In keeping my promise to answer some of the questions posed in comments over the last few weeks, tonight I'll focus on a couple of the Mystery Questions.
Q) How are you able to come up with a mystery different from all the rest for each book?
A) This is actually the hardest part of developing the story for me. In part that's because I don't want to repeat myself, but in a broader sense it's because I don't want to repeat something another author's done. Not that I've fully succeeded there, but I do strive to make the motive unique, even if the mystery (like, say, who kidnapped the dog) has been done before. I also like the mystery (or, rather, the motive) to be thought-provoking. And relevant to my readers. And edgy! I have no interest in retooling the ol' Where-Did-Sparky-Go? mystery, where Sparky is really Sparkie and is off having baby bunnies (or kitties, or puppies, or hamsters, or alien zombie snails). Everyone knows what Sparky's up to by the end of Chapter 1. Please.)
Sammy Keyes and the Runaway Elf is probably the closest I've come to writing a cliched mystery, but I thought exploring the motive (and theme) of forgiveness served to keep it from going too far into Cliche Land. Plus that furball dog got buzzed (which is not standard for a missing dog story) and when Sammy opens the box of fuzz (pg 101) and tells the evil owner, "Yup. She's bald," well, I laughed for days. Knocking on the door of Cliche Land is worth it if you can make yourself laugh for days.

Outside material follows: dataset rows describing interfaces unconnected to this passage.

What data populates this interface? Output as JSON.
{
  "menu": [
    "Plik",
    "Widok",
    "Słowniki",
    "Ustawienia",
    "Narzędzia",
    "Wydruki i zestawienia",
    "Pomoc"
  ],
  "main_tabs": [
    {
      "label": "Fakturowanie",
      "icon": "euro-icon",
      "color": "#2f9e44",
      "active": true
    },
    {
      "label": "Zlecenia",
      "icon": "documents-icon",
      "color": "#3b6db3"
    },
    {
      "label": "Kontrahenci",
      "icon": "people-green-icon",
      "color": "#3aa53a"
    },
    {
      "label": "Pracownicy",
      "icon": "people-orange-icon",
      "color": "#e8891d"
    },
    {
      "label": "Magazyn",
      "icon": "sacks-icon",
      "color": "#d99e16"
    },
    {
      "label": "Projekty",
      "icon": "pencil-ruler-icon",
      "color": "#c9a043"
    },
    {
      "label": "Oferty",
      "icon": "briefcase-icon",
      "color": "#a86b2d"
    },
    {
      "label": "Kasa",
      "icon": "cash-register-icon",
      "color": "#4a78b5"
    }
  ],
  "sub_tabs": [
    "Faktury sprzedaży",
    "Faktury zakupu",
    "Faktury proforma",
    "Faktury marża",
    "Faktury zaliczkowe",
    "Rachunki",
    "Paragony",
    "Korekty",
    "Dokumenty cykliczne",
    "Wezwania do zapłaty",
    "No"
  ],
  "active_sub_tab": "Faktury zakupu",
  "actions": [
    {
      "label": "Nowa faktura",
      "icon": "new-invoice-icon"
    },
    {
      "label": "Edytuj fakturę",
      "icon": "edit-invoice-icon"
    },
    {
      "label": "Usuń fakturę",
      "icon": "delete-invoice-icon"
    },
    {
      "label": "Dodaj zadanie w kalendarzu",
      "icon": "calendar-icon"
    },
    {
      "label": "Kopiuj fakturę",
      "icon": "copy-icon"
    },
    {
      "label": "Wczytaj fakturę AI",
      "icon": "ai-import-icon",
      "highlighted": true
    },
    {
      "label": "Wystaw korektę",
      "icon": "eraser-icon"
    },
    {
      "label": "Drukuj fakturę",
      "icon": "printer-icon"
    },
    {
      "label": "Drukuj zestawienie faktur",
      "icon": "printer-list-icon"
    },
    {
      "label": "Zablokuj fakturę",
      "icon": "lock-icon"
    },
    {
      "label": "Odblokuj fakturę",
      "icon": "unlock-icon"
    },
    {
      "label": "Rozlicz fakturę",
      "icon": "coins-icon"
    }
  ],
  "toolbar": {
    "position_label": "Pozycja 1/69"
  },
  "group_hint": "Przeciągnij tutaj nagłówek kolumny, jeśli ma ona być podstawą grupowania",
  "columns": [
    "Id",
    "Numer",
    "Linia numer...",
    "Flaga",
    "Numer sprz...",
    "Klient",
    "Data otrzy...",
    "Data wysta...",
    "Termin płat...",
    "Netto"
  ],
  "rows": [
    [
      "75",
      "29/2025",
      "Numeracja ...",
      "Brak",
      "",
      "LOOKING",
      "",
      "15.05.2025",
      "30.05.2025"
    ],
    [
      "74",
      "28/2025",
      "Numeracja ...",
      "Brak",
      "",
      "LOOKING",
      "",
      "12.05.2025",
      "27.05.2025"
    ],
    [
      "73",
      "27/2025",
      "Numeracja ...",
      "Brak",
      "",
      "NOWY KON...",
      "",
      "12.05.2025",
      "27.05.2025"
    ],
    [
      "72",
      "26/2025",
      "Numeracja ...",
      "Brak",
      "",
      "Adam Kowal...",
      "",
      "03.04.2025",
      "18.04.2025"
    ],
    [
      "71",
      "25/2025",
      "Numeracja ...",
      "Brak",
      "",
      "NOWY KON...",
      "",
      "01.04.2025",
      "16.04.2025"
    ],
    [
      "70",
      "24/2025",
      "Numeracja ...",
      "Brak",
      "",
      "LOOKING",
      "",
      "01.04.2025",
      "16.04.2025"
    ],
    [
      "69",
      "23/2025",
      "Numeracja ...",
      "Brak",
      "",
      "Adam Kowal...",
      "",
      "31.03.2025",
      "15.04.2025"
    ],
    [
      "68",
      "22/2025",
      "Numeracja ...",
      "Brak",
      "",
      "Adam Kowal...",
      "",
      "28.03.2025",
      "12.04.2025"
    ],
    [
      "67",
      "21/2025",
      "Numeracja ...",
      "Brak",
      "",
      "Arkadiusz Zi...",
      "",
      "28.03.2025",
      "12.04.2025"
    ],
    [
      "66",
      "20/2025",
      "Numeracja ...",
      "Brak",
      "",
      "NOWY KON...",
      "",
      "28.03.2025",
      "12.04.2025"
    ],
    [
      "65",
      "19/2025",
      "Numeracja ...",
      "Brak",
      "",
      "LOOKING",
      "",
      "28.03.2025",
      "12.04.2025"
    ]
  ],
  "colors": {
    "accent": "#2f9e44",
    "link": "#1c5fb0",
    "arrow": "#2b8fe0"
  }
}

So, yeah. Thinking of a unique mystery is very important to me and I very much appreciate the question because it implies that I've been successful. To better answer the question I would add that sometimes I get my ideas from things I've read about -- usually from a news source or a magazine. Night of Skulls was that way. So was Cold Hard Cash -- the root of the mystery came from articles I read. Not the story itself, just the idea. Reading is a very good thing for writers to do!
Q) (Paraphrasing here...) How do you decide where to plant clues?
A) Another biggie! My goal is to have the mystery unfold in a fair and steady manner. My readers are smart and I know it so I want to make solving the mystery challenging, but not unfair. I hate mysteries where I think I know on page 10 whodunit, and then read another 300 pages to discover that, yup, that's whodunit. I also hate mysteries where I'm really invested in figuring out who the culprit is and suddenly the author brings back a dead character who (miraculously and inexplicably) didn't really die. No clues. No foreshadowing. Just poof, they reappear.
I don't need to be the cleverest person in the room. I don't think there's anything great about being tricky. I want to play by the rules and respect the trust a reader places in an author. I like to feel like we're all in it with Sammy so, ideally, I want my readers to figure out whodunit slightly before Sammy does, To me that's the perfectly executed mystery--one that makes everyone feel smart.
The problem with writing a mystery is that the author can't not know who the culprit is. (Okay, there are those authors who say they don't know whodunit until the sleuth does, and you know what I say to them? You're CHEATERS! You cannot write a fair mystery--drop fair clues and set up a satisfactory unveiling--if you don't know whodunit.)
The other problem is that if you ask someone to read your mystery while you're in the developmental stages, they then know who the culprit is and are not able to reread your mystery with objectivity. You get one shot with them and then they know whodunit. This is why Nancy (my editor) doesn't read a Sammy in the developmental stages. She doesn't get much from me until I'm done. She's a mystery buff and her first read is crucial to finding out if I gave too many clues, gave them too early, or concealed them too well. My question to her is always, "When did you know?" And her answer determines what I do and change. Sometimes it's as small as removing a single word.
That's probably enough for this week. Next week I'll try to address the broader questions posed--about the unfolding story lines within the series and how (and maybe why) those happened. Meanwhile, I'll look forward to seeing you in the comments!